On the other half of my best intentions, our older X5 was getting to be like the kid in class who misbehaves in order to get attention. In a classroom as crowded as my garage, the other kids probably need the repair-and-maintenance attention that the Gray Whale wanted to monopolize.
So we booked a visit at the dealership and went down to poke at the newer X5.
The first sight of the exterior reminded me that lease-return standards allow small chips and dings, and this 2018 had several of those. Then our client advisor opened the door. Every heard of the Mocha Interior Design Package? I hadn’t—or if I had, I’d disregarded it, thinking that it only meant some limited-run brown color for the upholstery.
Uh, no. Standing in the gap of the open door, I realized the benefits of MIDP. The dash, console, and doors are covered in deviated-stitching smooth leather pads. The seats and steering wheel are like butter. It transforms the cabin from nice-but-normal to ooh-la-la.
Turns out I’m a sucker for luxury.
With the hook firmly set, we started working on the deal with the crafty client advisor. We qualified for some financial incentives, and the final numbers satisfied our pecuniary needs. The dealership’s tactics were refreshingly straightforward: It was more like a celebration than a hard-nosed struggle, despite my regressing to old habits of gamesmanship. If this is the new way, I’m glad those old days are gone. It was among the easiest car purchases I’ve ever made.

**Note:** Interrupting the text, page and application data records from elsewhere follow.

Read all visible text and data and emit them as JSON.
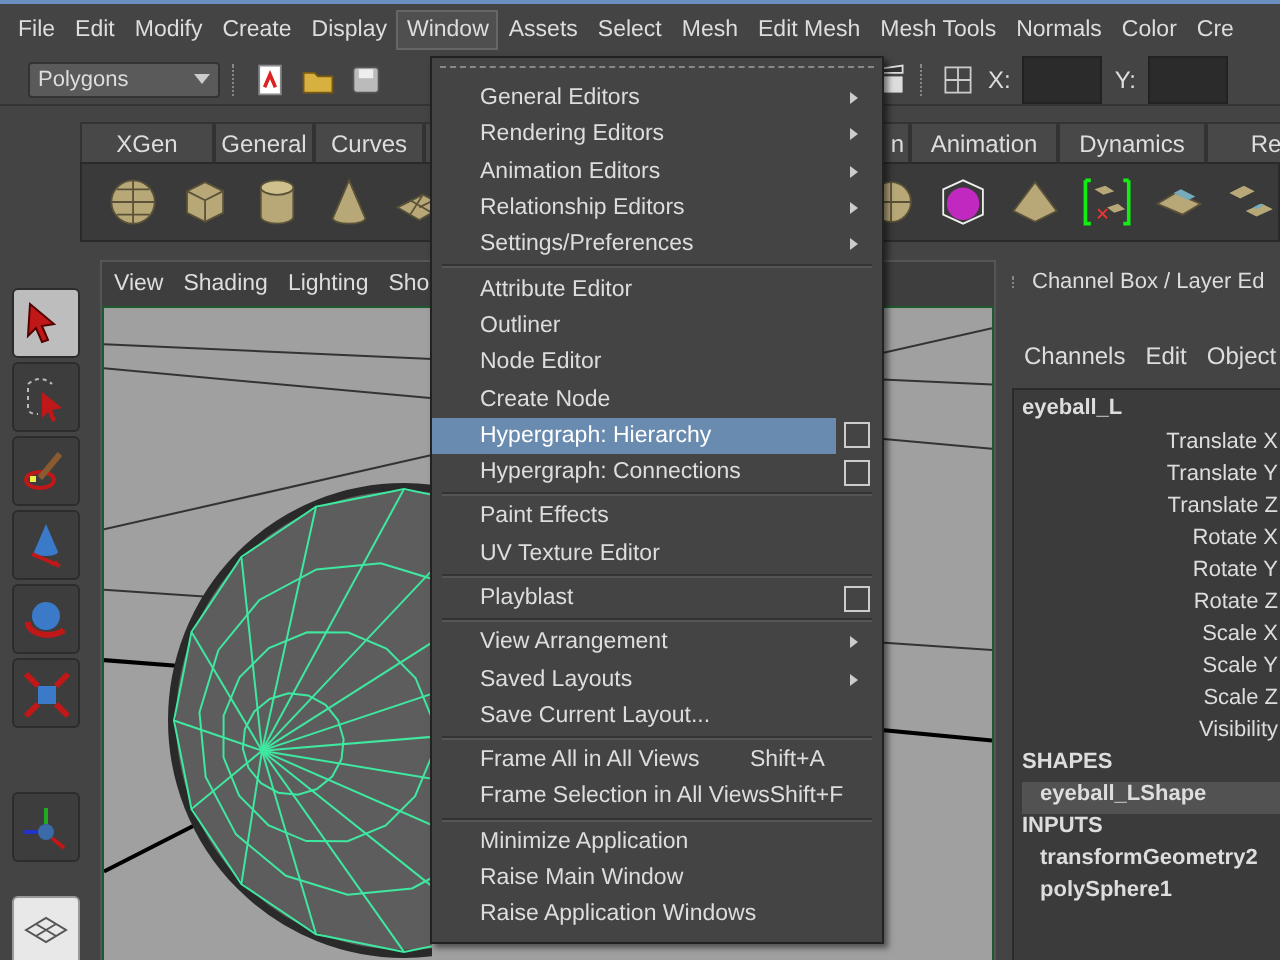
{
  "menu_bar": [
    {
      "label": "File",
      "selected": false
    },
    {
      "label": "Edit",
      "selected": false
    },
    {
      "label": "Modify",
      "selected": false
    },
    {
      "label": "Create",
      "selected": false
    },
    {
      "label": "Display",
      "selected": false
    },
    {
      "label": "Window",
      "selected": true
    },
    {
      "label": "Assets",
      "selected": false
    },
    {
      "label": "Select",
      "selected": false
    },
    {
      "label": "Mesh",
      "selected": false
    },
    {
      "label": "Edit Mesh",
      "selected": false
    },
    {
      "label": "Mesh Tools",
      "selected": false
    },
    {
      "label": "Normals",
      "selected": false
    },
    {
      "label": "Color",
      "selected": false
    },
    {
      "label": "Cre",
      "selected": false
    }
  ],
  "toolbar": {
    "mode_dropdown": "Polygons",
    "x_label": "X:",
    "y_label": "Y:"
  },
  "shelf": {
    "tabs": [
      {
        "label": "XGen",
        "selected": false
      },
      {
        "label": "General",
        "selected": false
      },
      {
        "label": "Curves",
        "selected": false
      },
      {
        "label": "n",
        "selected": false
      },
      {
        "label": "Animation",
        "selected": false
      },
      {
        "label": "Dynamics",
        "selected": false
      },
      {
        "label": "Re",
        "selected": false
      }
    ]
  },
  "toolbox": {
    "tools": [
      {
        "kind": "select",
        "selected": true
      },
      {
        "kind": "lasso",
        "selected": false
      },
      {
        "kind": "paint",
        "selected": false
      },
      {
        "kind": "move",
        "selected": false
      },
      {
        "kind": "rotate",
        "selected": false
      },
      {
        "kind": "scale",
        "selected": false
      },
      {
        "kind": "manipulator",
        "selected": false
      }
    ]
  },
  "viewport": {
    "menus": [
      "View",
      "Shading",
      "Lighting",
      "Sho"
    ]
  },
  "channel_box": {
    "title": "Channel Box / Layer Ed",
    "menus": [
      "Channels",
      "Edit",
      "Object"
    ],
    "object": "eyeball_L",
    "channels": [
      "Translate X",
      "Translate Y",
      "Translate Z",
      "Rotate X",
      "Rotate Y",
      "Rotate Z",
      "Scale X",
      "Scale Y",
      "Scale Z",
      "Visibility"
    ],
    "shapes_heading": "SHAPES",
    "shapes": [
      {
        "label": "eyeball_LShape",
        "selected": true
      }
    ],
    "inputs_heading": "INPUTS",
    "inputs": [
      "transformGeometry2",
      "polySphere1"
    ]
  },
  "window_menu": {
    "sections": [
      [
        {
          "label": "General Editors",
          "kind": "submenu",
          "selected": false
        },
        {
          "label": "Rendering Editors",
          "kind": "submenu",
          "selected": false
        },
        {
          "label": "Animation Editors",
          "kind": "submenu",
          "selected": false
        },
        {
          "label": "Relationship Editors",
          "kind": "submenu",
          "selected": false
        },
        {
          "label": "Settings/Preferences",
          "kind": "submenu",
          "selected": false
        }
      ],
      [
        {
          "label": "Attribute Editor",
          "kind": "plain",
          "selected": false
        },
        {
          "label": "Outliner",
          "kind": "plain",
          "selected": false
        },
        {
          "label": "Node Editor",
          "kind": "plain",
          "selected": false
        },
        {
          "label": "Create Node",
          "kind": "plain",
          "selected": false
        },
        {
          "label": "Hypergraph: Hierarchy",
          "kind": "option",
          "selected": true
        },
        {
          "label": "Hypergraph: Connections",
          "kind": "option",
          "selected": false
        }
      ],
      [
        {
          "label": "Paint Effects",
          "kind": "plain",
          "selected": false
        },
        {
          "label": "UV Texture Editor",
          "kind": "plain",
          "selected": false
        }
      ],
      [
        {
          "label": "Playblast",
          "kind": "option",
          "selected": false
        }
      ],
      [
        {
          "label": "View Arrangement",
          "kind": "submenu",
          "selected": false
        },
        {
          "label": "Saved Layouts",
          "kind": "submenu",
          "selected": false
        },
        {
          "label": "Save Current Layout...",
          "kind": "plain",
          "selected": false
        }
      ],
      [
        {
          "label": "Frame All in All Views",
          "kind": "plain",
          "shortcut": "Shift+A",
          "selected": false
        },
        {
          "label": "Frame Selection in All Views",
          "kind": "plain",
          "shortcut": "Shift+F",
          "selected": false
        }
      ],
      [
        {
          "label": "Minimize Application",
          "kind": "plain",
          "selected": false
        },
        {
          "label": "Raise Main Window",
          "kind": "plain",
          "selected": false
        },
        {
          "label": "Raise Application Windows",
          "kind": "plain",
          "selected": false
        }
      ]
    ]
  }
}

We didn’t expect much of an adjustment in updating from the 2011, and that’s fine; we liked the way the old car worked, and wanted more of the same. Of course, the technology is updated, but those changes aren’t jarring. The goal is to have a smooth transition from old to new, aspiring to the grace of an athlete moving from a trot to a run, or the little stutter-step you make when nearing the end of a moving walkway to hit the stationary ground without a stumble—a continuous motion, the graph of velocity a straight line. We put the two whales together and started moving contents from one to the other.
Someday in the future, when online car buying is the norm, you’ll just pull your trade into the lot and park next to its replacement. Inside, the staff will note your arrival and remotely unlock the new car. You’ll transfer your fire extinguisher, tow strap, and warning triangles from your tired steed into the fresh one, and drive off. Of course, you might not be driving—the car will be driving. And in that future, surely the cars will discuss the upcoming exchange between themselves as you approach the lot. The new car will ensure that there is a clear parking spot next to it for you—or rather, for your car. In the eyes of those intelligent machines, you’re not exchanging them: They’re exchanging you. They’re programmed, they’re “driven” to make the process seamless and safe. You’ll be valued cargo, handed off with decorum and respect.

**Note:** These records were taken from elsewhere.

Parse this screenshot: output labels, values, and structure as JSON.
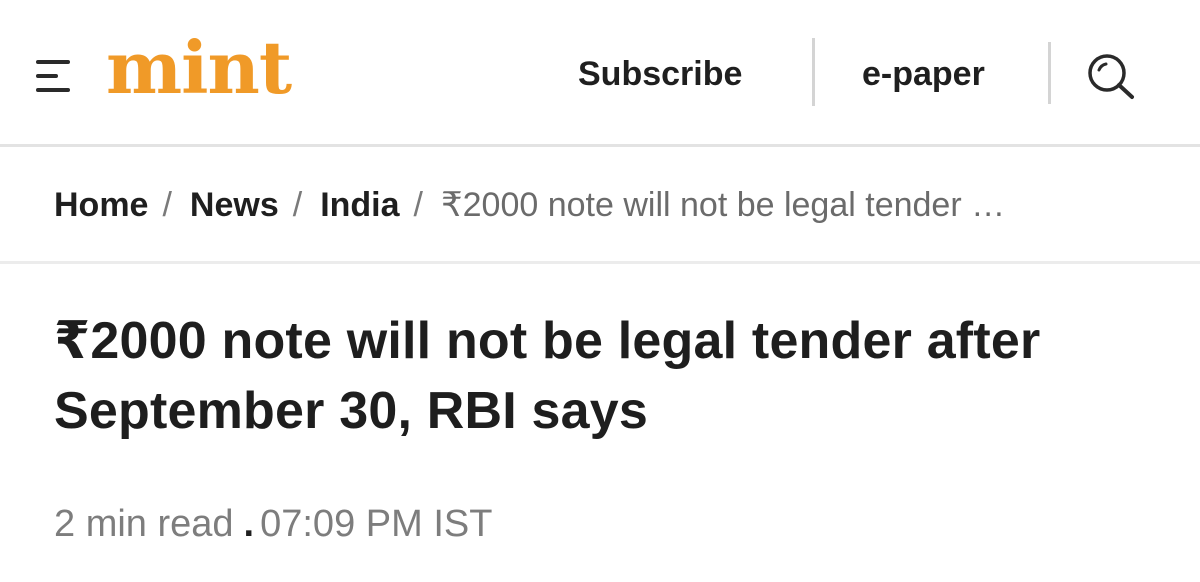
{
  "header": {
    "logo_text": "mint",
    "subscribe_label": "Subscribe",
    "epaper_label": "e-paper",
    "icons": {
      "menu": "hamburger-menu-icon",
      "search": "search-icon"
    },
    "colors": {
      "brand": "#f09a28"
    }
  },
  "breadcrumb": {
    "items": [
      {
        "label": "Home"
      },
      {
        "label": "News"
      },
      {
        "label": "India"
      }
    ],
    "separator": "/",
    "current": "₹2000 note will not be legal tender …"
  },
  "article": {
    "title": "₹2000 note will not be legal tender after September 30, RBI says",
    "read_time": "2 min read",
    "meta_separator": ".",
    "timestamp": "07:09 PM IST"
  }
}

I wonder how that future handoff will go if you’re changing brands. Will the Audi you’re trading in refuse to tell the new BMW about your seat settings? This wouldn’t have to be a spiteful action; suppose the Audi truly believes that it is the better car brand for you, and that it’s preventing you from making a mistake.
Finally, what do you do when you transfer to a smooth, powerful, luxurious newer BMW? Road trip!

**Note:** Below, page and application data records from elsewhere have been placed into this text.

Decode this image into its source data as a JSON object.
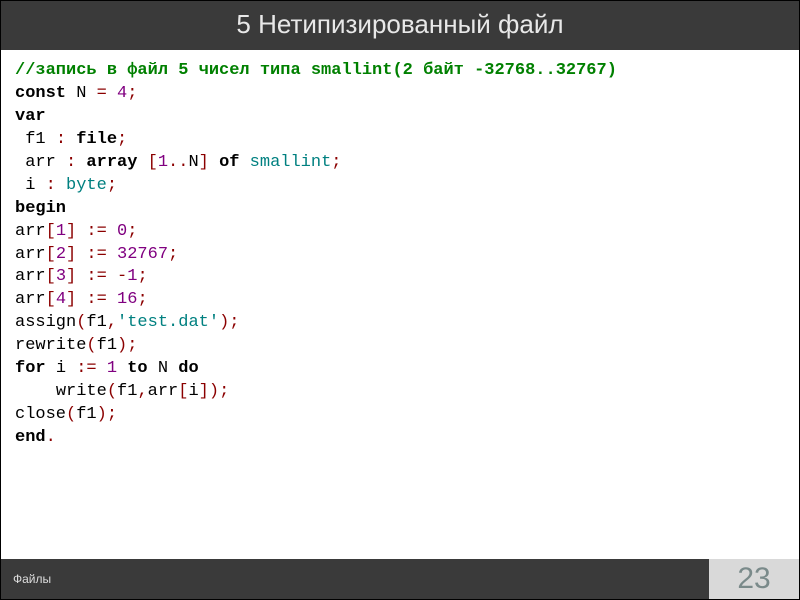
{
  "header": {
    "title": "5 Нетипизированный файл"
  },
  "footer": {
    "label": "Файлы",
    "page": "23"
  },
  "code": {
    "comment": "//запись в файл 5 чисел типа smallint(2 байт -32768..32767)",
    "l02": {
      "kw": "const",
      "id": "N",
      "eq": "=",
      "val": "4",
      "semi": ";"
    },
    "l03": {
      "kw": "var"
    },
    "l04": {
      "id": "f1",
      "colon": ":",
      "kw": "file",
      "semi": ";"
    },
    "l05": {
      "id": "arr",
      "colon": ":",
      "kw1": "array",
      "lb": "[",
      "n1": "1",
      "dd": "..",
      "n2": "N",
      "rb": "]",
      "kw2": "of",
      "type": "smallint",
      "semi": ";"
    },
    "l06": {
      "id": "i",
      "colon": ":",
      "type": "byte",
      "semi": ";"
    },
    "l07": {
      "kw": "begin"
    },
    "l08": {
      "id": "arr",
      "lb": "[",
      "idx": "1",
      "rb": "]",
      "asg": ":=",
      "val": "0",
      "semi": ";"
    },
    "l09": {
      "id": "arr",
      "lb": "[",
      "idx": "2",
      "rb": "]",
      "asg": ":=",
      "val": "32767",
      "semi": ";"
    },
    "l10": {
      "id": "arr",
      "lb": "[",
      "idx": "3",
      "rb": "]",
      "asg": ":=",
      "neg": "-",
      "val": "1",
      "semi": ";"
    },
    "l11": {
      "id": "arr",
      "lb": "[",
      "idx": "4",
      "rb": "]",
      "asg": ":=",
      "val": "16",
      "semi": ";"
    },
    "l12": {
      "fn": "assign",
      "lp": "(",
      "a1": "f1",
      "comma": ",",
      "str": "'test.dat'",
      "rp": ")",
      "semi": ";"
    },
    "l13": {
      "fn": "rewrite",
      "lp": "(",
      "a1": "f1",
      "rp": ")",
      "semi": ";"
    },
    "l14": {
      "kw1": "for",
      "id": "i",
      "asg": ":=",
      "n1": "1",
      "kw2": "to",
      "n2": "N",
      "kw3": "do"
    },
    "l15": {
      "fn": "write",
      "lp": "(",
      "a1": "f1",
      "comma": ",",
      "a2": "arr",
      "lb": "[",
      "idx": "i",
      "rb": "]",
      "rp": ")",
      "semi": ";"
    },
    "l16": {
      "fn": "close",
      "lp": "(",
      "a1": "f1",
      "rp": ")",
      "semi": ";"
    },
    "l17": {
      "kw": "end",
      "dot": "."
    }
  }
}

It got a tiny bit cold the next morning, and the temperature delta between the outside of the windshield and the interior pulled an existing glass chip into a full-size longhorn crack in the windshield. Oooh, mannn! Already headed in for repair!
As so many desperate Texans have discovered, sometimes a warm car is a last chance at surviving the cold, and we are grateful for the warm luxury afforded by this X5. If you’d like to help the folks in the Lone Star State, here are several options for charitable relief donations.
We are, after all, in this club, in this country, in this world together, and some of us are very lucky indeed.—Marinus Damm
[Photos courtesy Marinus Damm.]